Action item: Reproduce the listing word for word. Skip any image.
*** Block opens ***
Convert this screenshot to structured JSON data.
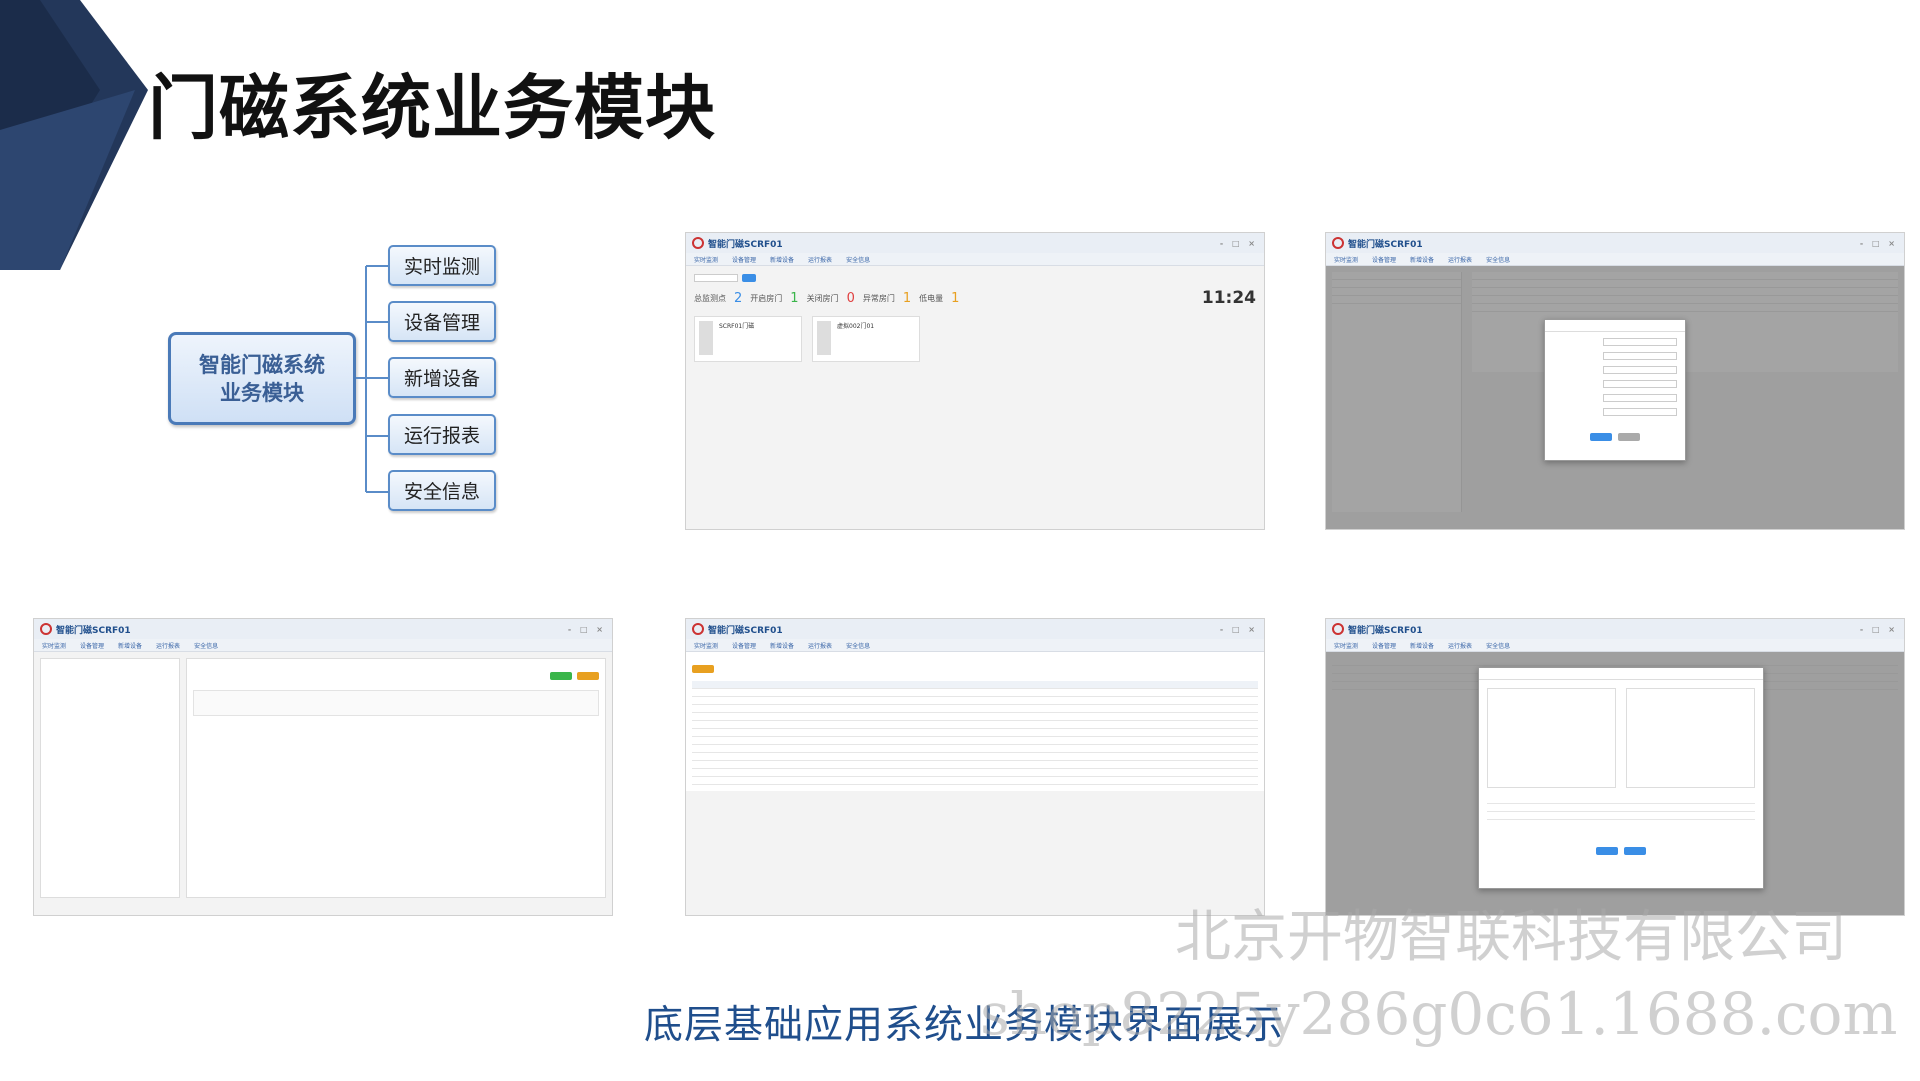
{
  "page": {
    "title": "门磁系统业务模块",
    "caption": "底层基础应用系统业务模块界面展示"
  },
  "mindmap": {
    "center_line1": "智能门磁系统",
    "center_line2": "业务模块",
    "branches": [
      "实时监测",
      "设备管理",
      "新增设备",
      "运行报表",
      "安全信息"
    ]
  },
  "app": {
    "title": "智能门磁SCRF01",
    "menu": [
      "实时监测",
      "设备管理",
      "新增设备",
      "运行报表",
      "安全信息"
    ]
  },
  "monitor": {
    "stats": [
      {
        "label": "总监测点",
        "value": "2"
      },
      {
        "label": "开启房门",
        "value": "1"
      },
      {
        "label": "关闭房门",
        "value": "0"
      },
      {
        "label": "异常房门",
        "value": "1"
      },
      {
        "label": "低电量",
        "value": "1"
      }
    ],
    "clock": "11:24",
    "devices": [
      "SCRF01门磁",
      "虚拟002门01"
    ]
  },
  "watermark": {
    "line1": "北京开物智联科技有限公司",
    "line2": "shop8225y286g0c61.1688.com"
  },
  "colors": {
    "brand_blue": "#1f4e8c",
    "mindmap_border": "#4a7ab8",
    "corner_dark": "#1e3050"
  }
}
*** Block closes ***
Expected answer:
Convert this screenshot to structured JSON data.
{
  "page": {
    "title": "门磁系统业务模块",
    "caption": "底层基础应用系统业务模块界面展示"
  },
  "mindmap": {
    "center_line1": "智能门磁系统",
    "center_line2": "业务模块",
    "branches": [
      "实时监测",
      "设备管理",
      "新增设备",
      "运行报表",
      "安全信息"
    ]
  },
  "app": {
    "title": "智能门磁SCRF01",
    "menu": [
      "实时监测",
      "设备管理",
      "新增设备",
      "运行报表",
      "安全信息"
    ]
  },
  "monitor": {
    "stats": [
      {
        "label": "总监测点",
        "value": "2"
      },
      {
        "label": "开启房门",
        "value": "1"
      },
      {
        "label": "关闭房门",
        "value": "0"
      },
      {
        "label": "异常房门",
        "value": "1"
      },
      {
        "label": "低电量",
        "value": "1"
      }
    ],
    "clock": "11:24",
    "devices": [
      "SCRF01门磁",
      "虚拟002门01"
    ]
  },
  "watermark": {
    "line1": "北京开物智联科技有限公司",
    "line2": "shop8225y286g0c61.1688.com"
  },
  "colors": {
    "brand_blue": "#1f4e8c",
    "mindmap_border": "#4a7ab8",
    "corner_dark": "#1e3050"
  }
}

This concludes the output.